Troy Simonson is the CEO of Revo Health, a healthcare innovation company that provides business support to independent, physician-owned and led medical practices across the United States. Prior to dedicating his time solely to Revo, Troy was also CEO of Twin Cities Orthopedics (TCO), a large independent specialty practice of 35+ clinics and 120+ physicians in Minnesota.
Troy joined TCO in 2004 and was named its first CEO in 2013. Under his guidance, TCO experienced massive success, welcoming new physicians and locations across the Twin Cities metro and western Wisconsin, establishing strategic partnerships, and leading joint ventures with local organizations.
In 2017, Troy led the formation of Revo Health. The momentum continued into 2019, when TCO and Revo led the development of Infinite Health Collaborative (i-Health), an independent multi-specialty practice with 185+ physicians and 2,000+ employees across several different clinical specialties
Give us Revo’s elevator pitch.
Revo’s mission is to support innovative physician leaders in their pursuit of dynamic change by designing affordable, scalable, value-based care solutions.
What led to you found Revo?
Revo was founded by the physicians of Twin Cities Orthopedics in 2017, so we could help other independent physician practices remain independent and thrive. Recently, we have started to expand services beyond the Minneapolis/St. Paul metro market.
As a leader, did your role change during COVID-19?
As a leader, the role of providing high-quality, innovative leadership did not change. Of course, COVID-19 did require us to shift our leadership focus to support new areas that historically did not need the same level of attention.
Did your company experience changes as a result of the pandemic?
Absolutely. We had to adapt during the pandemic and remain nimble to the ever-changing environment. We created different work environments, found creative ways to continue meeting with clients, and adjusted our strategic plans.
What are the big milestones coming in the next few years for Revo?
Continued growth, development of our team, and a focus on expanding value-add services to physician leaders.
How do you balance leading a startup with your everyday life?
Everyone has a different strategy in balancing everyday life, and mine has always been ensuring family events are priorities.
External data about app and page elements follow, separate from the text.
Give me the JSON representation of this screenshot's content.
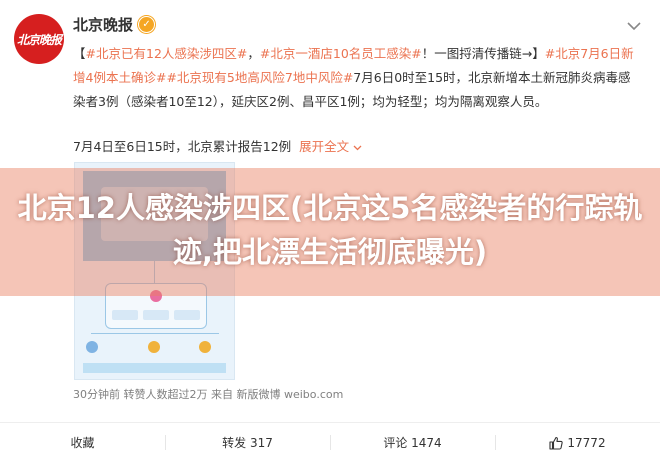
{
  "header": {
    "avatar_text": "北京晚报",
    "user_name": "北京晚报",
    "verified_icon": "verified-badge-icon"
  },
  "post": {
    "bracket_open": "【",
    "tag1": "#北京已有12人感染涉四区#",
    "sep1": "，",
    "tag2": "#北京一酒店10名员工感染#",
    "mid1": "！一图捋清传播链→】",
    "tag3": "#北京7月6日新增4例本土确诊#",
    "tag4": "#北京现有5地高风险7地中风险#",
    "body": "7月6日0时至15时，北京新增本土新冠肺炎病毒感染者3例（感染者10至12），延庆区2例、昌平区1例；均为轻型；均为隔离观察人员。",
    "sub_text": "7月4日至6日15时，北京累计报告12例",
    "expand_label": "展开全文"
  },
  "overlay": {
    "headline": "北京12人感染涉四区(北京这5名感染者的行踪轨迹,把北漂生活彻底曝光)"
  },
  "meta": {
    "text": "30分钟前 转赞人数超过2万  来自 新版微博 weibo.com"
  },
  "actions": {
    "favorite_label": "收藏",
    "repost_label": "转发 317",
    "comment_label": "评论 1474",
    "like_count": "17772"
  },
  "colors": {
    "link": "#eb7350",
    "avatar_bg": "#d61f1f",
    "verified": "#f5a623"
  }
}
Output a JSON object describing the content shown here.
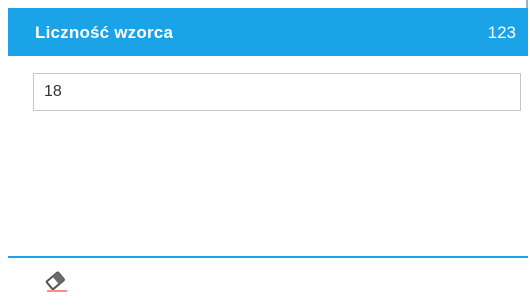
{
  "header": {
    "title": "Liczność wzorca",
    "mode": "123"
  },
  "field": {
    "value": "18"
  },
  "toolbar": {
    "clear_icon": "eraser-icon"
  },
  "colors": {
    "accent": "#1aa3e6",
    "border": "#c6c6c6",
    "text": "#333333"
  }
}
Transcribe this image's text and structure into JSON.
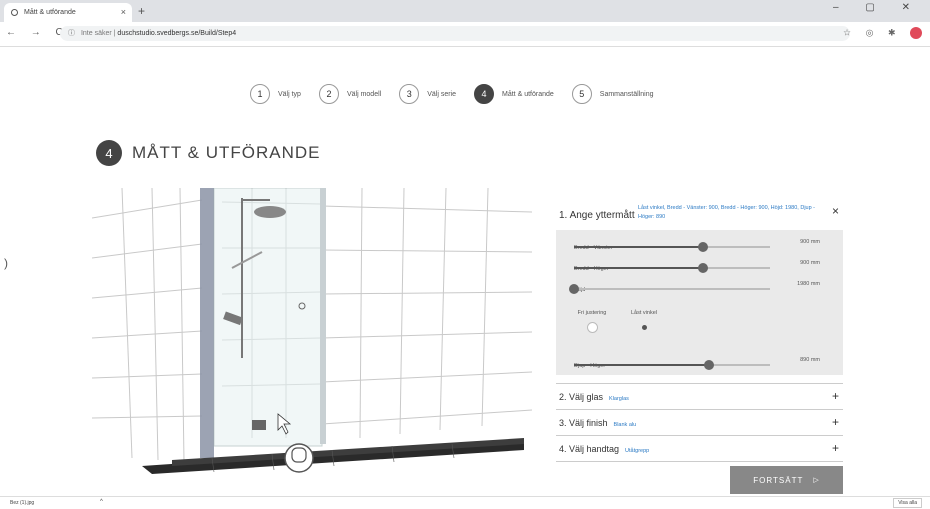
{
  "browser": {
    "tab_title": "Mått & utförande",
    "new_tab": "+",
    "window_controls": "– ▢ ✕",
    "nav": "← → C",
    "url_secure_label": "Inte säker",
    "url": "duschstudio.svedbergs.se/Build/Step4",
    "icons": [
      "refresh-icon",
      "info-icon",
      "star-icon",
      "extension-icon",
      "profile-icon"
    ]
  },
  "steps": [
    {
      "num": "1",
      "label": "Välj typ"
    },
    {
      "num": "2",
      "label": "Välj modell"
    },
    {
      "num": "3",
      "label": "Välj serie"
    },
    {
      "num": "4",
      "label": "Mått & utförande",
      "active": true
    },
    {
      "num": "5",
      "label": "Sammanställning"
    }
  ],
  "heading": {
    "num": "4",
    "title": "MÅTT & UTFÖRANDE"
  },
  "side_glyph": ")",
  "panel": {
    "title": "1. Ange yttermått",
    "summary": "Låst vinkel, Bredd - Vänster: 900, Bredd - Höger: 900, Höjd: 1980, Djup - Höger: 890",
    "close": "×",
    "sliders": [
      {
        "label": "Bredd - Vänster",
        "value": "900 mm",
        "fraction": 0.66
      },
      {
        "label": "Bredd - Höger",
        "value": "900 mm",
        "fraction": 0.66
      },
      {
        "label": "Höjd",
        "value": "1980 mm",
        "fraction": 0.0
      },
      {
        "label": "Djup - Höger",
        "value": "890 mm",
        "fraction": 0.69
      }
    ],
    "radios": [
      {
        "label": "Fri justering",
        "selected": false
      },
      {
        "label": "Låst vinkel",
        "selected": true
      }
    ],
    "sections": [
      {
        "title": "2. Välj glas",
        "value": "Klarglas"
      },
      {
        "title": "3. Välj finish",
        "value": "Blank alu"
      },
      {
        "title": "4. Välj handtag",
        "value": "Utåtgrepp"
      }
    ],
    "plus": "+",
    "cta": "FORTSÄTT",
    "cta_arrow": "▷"
  },
  "download_bar": {
    "file": "Bez (1).jpg",
    "chevron": "^",
    "show_all": "Visa alla"
  }
}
Many family events will only happen once, whereas business strategies can flex.
What’s one thing people get wrong about startup life?
Revo started as a spinoff from Twin Cities Orthopedics, so my perspective is a little different from most true startups. Still, moving into more of a sales role has taught me that we no longer control the timeline. Also, the growth opportunities are exciting; however, the key is balancing the growth and company scale while maintaining high-quality services.
What is the best advice you’ve received in your career? The worst?
One simple strategy: hire individuals who can perform your job. The worst? Any growth is good. There are times you have to say no to ensure the growth fits with your company values and culture.
What is one personal goal for the upcoming year?
Increase my focus on wellness.
How do you relax or decompress?
Any activity outdoors and watching our kids play sports. I believe many life lessons can be learned through participation in athletics.
What do you enjoy most about the Medical Alley community?
The focus by the community on innovation. I enjoy surrounding myself with individuals who are constantly looking to evolve the status quo and find ways to improve.